"Yemen has passed through unprecedented gruelling months that the most optimistic observers predicted would transform Yemen into another Somalia," said Hadi, adding that it was with the assistance and support of neighbouring Gulf states, the European Union, the United States, China and Russia that the crisis was resolved.
"But we would not have been able to reach this settlement if President Saleh had not put... the interest of the country," ahead of his own, adding that his actions avoided "catastrophe."
In reference to a decision by southern separatists and northern Shiite rebels to boycott Tuesday's vote, the future president said "dialogue and only dialogue" can resolve these long-standing conflicts.
"The southern issue and its implications, and what happened, and what is still happening in Saada (the rebel stronghold in the north), must be given priority... and must be addressed with an open heart and without prejudice," said Hadi.
Polling stations and electoral offices in the south have been repeatedly attacked in recent weeks.

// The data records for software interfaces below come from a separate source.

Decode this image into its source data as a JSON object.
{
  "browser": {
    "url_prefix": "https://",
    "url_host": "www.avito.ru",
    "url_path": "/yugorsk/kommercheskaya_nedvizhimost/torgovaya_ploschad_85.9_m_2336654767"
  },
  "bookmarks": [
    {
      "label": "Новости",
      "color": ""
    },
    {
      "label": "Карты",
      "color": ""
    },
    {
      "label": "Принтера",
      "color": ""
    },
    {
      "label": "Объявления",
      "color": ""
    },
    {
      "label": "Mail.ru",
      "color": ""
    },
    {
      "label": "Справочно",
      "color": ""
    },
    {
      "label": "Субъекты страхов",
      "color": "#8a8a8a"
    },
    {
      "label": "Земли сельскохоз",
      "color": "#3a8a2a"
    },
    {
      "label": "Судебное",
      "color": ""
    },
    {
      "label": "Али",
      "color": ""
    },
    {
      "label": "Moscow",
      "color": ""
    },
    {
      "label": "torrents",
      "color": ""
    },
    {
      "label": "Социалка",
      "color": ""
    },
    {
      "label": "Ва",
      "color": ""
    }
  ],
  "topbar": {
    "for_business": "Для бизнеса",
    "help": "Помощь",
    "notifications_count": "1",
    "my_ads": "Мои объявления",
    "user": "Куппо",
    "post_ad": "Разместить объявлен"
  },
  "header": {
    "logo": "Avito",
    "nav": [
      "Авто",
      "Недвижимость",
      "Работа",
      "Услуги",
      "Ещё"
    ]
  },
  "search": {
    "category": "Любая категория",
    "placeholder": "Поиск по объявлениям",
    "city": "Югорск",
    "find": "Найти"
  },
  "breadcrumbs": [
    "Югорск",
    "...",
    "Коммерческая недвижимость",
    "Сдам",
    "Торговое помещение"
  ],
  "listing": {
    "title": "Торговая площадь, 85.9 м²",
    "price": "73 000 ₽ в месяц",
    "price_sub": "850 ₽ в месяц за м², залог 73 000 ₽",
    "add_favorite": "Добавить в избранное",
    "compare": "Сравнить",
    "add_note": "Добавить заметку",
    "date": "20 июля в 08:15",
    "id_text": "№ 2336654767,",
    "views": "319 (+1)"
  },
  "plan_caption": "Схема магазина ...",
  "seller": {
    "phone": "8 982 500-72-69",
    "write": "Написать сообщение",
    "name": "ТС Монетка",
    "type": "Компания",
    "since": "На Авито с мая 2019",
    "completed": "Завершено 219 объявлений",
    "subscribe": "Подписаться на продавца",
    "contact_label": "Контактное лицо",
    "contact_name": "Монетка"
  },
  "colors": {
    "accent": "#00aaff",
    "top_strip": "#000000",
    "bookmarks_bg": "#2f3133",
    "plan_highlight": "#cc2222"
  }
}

On Saturday, a hardline faction of the Southern Movement called for a day of "civil disobedience" to disrupt Tuesday's polling.